Most of the items you see coming in must be average everyday stuff, what do you get the most these days?
Rick: Always its jewelry, that is the most common thing I see every day. We write over 100 to 200 pawn tickets a day in that store, and we get our share of stereos, game consoles and odd items, but jewelry is a pawn store's mainstay.
Most interesting historical item brought in?
Rick: Well, we do get a lot of documents, and it is sort of weird to me because the stuff is so normal now for me to look at.. I see so much neat stuff, interesting things like real signed death warrants from the 1600's, for different English people from the House of Lords, and courts of that time.
A passport signed by Winston Churchill came in once, just so much great historical stuff, and signatures from at least 10-15 past US presidents plus silent movie star Mary Pickford, a signed picture, just a lot of neat stuff...
I had Cannon, a 1890 Hotchkiss we did an episode on, so many things, tons of rare coins, a 1780 watch came in, I love the watches...
Ever think this item belongs in a proper museum?
Rick- No, but I have donated some things to a local museum
Have you ever had a behavior from someone who lost an item that was sold off, how does that work, when people come back to get their items?
Rick- Oh yeah, that has happened, I just explain the facts of life to them, you know, I am not a charity business and sometimes the item is sold...they understand when they leave our shop that is the agreement, and the person generally sucks it up and leaves without any further problems, although one lady called the police on me over a ring, which she later remembered she had lost a year earlier.
Who is harder to work with - your son or your dad?
Rick- (laughs) Well...probably with my dad, because he is my dad! (laughs) My son is more malleable, I tell him what to do and he does it. And my dad, he is like.. 'goddamit I raised you!
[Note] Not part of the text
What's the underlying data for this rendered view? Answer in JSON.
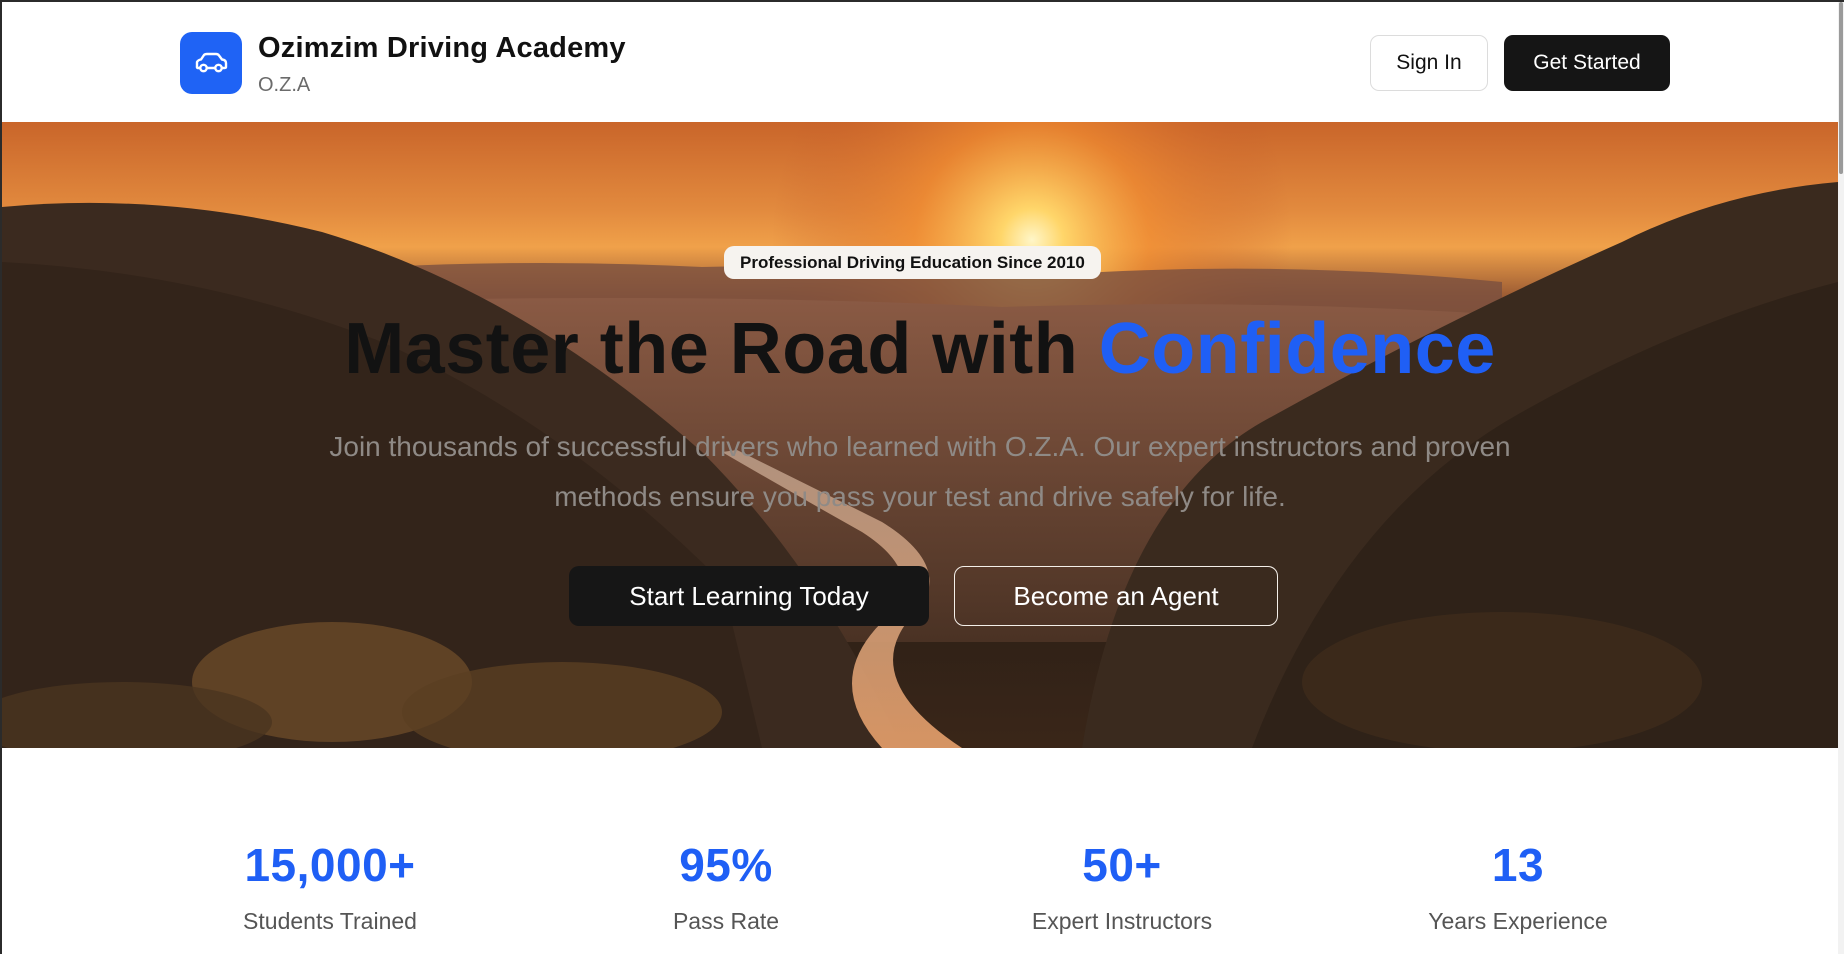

You are my son!' Then I tell him what to do, and he does whatever the hell he wants to do, and that's the way it is.
My dad and I argue and then he does it his way. The last thing I want is my mom calling me! (laughs)